“We’ll be back out here. We’re not going to quit,” she said. “We, the people, are pissed.”
Pressley, who owns a cleaning business, and her husband Greg said they believe the election results still could be overturned although nearly every lawsuit alleging voter fraud has been struck down in court.
“I don’t know how he’s going to do it,” Pressley said. “But God’s gonna take care of things.”
“Trump will be inaugurated on January 20th,” Greg Pressley said. “The last word’s not been said yet.”
Stephanie Liu, a research assistant from New York, came to the rally with Chinese Americans for Trump to protest “election fraud.”
“It’s so obvious … the media was lying,” she said. “That makes America look so bad in front of the whole world.”
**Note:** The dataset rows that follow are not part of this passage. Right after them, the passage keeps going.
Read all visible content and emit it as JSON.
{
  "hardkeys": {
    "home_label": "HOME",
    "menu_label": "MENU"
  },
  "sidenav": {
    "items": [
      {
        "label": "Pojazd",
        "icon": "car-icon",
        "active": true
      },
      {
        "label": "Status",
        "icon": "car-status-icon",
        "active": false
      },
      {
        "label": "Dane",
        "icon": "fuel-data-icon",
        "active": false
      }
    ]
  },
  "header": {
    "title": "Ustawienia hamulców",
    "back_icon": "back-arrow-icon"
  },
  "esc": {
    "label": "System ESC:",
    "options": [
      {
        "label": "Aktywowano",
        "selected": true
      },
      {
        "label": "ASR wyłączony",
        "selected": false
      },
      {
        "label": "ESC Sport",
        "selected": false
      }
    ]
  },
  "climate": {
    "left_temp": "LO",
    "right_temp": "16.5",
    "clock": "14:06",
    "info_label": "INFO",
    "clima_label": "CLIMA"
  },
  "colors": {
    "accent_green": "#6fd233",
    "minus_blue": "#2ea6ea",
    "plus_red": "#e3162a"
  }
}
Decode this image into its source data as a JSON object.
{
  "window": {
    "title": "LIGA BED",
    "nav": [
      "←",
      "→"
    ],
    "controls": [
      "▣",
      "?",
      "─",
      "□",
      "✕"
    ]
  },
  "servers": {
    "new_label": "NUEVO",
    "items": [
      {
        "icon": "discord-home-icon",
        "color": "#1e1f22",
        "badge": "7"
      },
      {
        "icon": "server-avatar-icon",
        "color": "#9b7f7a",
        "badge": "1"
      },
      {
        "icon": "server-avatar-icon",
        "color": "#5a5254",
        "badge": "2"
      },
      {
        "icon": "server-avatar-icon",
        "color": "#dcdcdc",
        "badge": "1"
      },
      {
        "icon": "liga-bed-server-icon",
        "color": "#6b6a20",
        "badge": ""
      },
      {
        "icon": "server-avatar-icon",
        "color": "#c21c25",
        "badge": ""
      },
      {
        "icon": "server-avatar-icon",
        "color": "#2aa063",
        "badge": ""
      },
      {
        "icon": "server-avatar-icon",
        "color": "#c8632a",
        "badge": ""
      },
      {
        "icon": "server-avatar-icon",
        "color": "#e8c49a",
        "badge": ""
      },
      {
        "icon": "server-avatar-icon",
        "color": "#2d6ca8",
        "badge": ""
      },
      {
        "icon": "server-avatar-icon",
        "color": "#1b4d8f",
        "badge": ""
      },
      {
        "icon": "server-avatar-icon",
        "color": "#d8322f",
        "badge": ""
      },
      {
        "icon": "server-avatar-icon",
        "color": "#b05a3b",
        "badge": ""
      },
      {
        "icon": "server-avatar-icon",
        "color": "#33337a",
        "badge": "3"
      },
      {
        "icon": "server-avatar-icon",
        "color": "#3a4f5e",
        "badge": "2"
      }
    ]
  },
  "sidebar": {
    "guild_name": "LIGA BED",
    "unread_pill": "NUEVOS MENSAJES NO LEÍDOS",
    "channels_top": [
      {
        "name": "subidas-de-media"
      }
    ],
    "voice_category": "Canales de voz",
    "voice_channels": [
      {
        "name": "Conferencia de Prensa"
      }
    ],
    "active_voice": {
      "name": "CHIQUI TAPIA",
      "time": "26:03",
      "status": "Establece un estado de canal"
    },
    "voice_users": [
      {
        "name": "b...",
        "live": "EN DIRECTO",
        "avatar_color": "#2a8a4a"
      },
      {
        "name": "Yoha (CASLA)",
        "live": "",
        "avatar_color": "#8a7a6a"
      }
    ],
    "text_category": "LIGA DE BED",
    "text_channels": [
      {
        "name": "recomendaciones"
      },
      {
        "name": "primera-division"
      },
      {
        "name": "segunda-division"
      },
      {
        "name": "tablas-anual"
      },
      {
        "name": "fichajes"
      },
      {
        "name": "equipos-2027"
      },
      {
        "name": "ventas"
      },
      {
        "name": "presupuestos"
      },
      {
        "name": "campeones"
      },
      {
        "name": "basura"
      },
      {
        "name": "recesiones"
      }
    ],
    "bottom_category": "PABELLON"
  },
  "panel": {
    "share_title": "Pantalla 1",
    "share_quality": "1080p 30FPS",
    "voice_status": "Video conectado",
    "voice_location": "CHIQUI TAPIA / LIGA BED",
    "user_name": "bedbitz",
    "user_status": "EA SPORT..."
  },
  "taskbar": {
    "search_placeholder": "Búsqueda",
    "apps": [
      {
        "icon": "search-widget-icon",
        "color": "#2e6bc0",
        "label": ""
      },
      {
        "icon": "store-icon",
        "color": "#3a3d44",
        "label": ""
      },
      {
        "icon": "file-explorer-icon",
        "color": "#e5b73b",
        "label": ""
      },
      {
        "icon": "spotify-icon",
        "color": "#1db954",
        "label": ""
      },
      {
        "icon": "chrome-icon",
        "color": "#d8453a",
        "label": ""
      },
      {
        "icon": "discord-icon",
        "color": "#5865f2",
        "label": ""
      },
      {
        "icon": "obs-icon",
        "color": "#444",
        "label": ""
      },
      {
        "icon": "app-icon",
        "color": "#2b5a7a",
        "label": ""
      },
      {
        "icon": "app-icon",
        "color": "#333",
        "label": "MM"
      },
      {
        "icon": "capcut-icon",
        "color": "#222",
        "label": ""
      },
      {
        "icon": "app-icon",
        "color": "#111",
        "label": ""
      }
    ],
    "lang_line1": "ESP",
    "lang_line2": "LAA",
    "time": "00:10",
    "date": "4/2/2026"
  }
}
Cynthia Brokenshire, Elizabeth Mortimer and Anmarie Kaziamis met on Facebook and carpooled from New Jersey to Washington Saturday morning. They couldn’t attend the previous rally in November but made a point to come Saturday to support the “Stop the Steal” campaign.
“Our democracy is at risk,” Kaziamis said while holding a Trump flag. “I wouldn’t miss this one for the world.”
Several groups including anti-Trump organization Refuse Fascism and anti-fascist group All Out DC are holding counterprotests at Black Lives Matter Plaza, just a few blocks from the White House.
To avoid confrontation, organizers of Saturday’s rally told demonstrators to avoid certain hotels and designated parts of Washington as a “no-go zone.”
Skirmishes between protesters and counterprotesters broke out across the city at the November rally. At least 20 people were arrested on a variety of charges, including assault and weapons possession, The Associated Press reported.
Contributing: Will Carless; Associated Press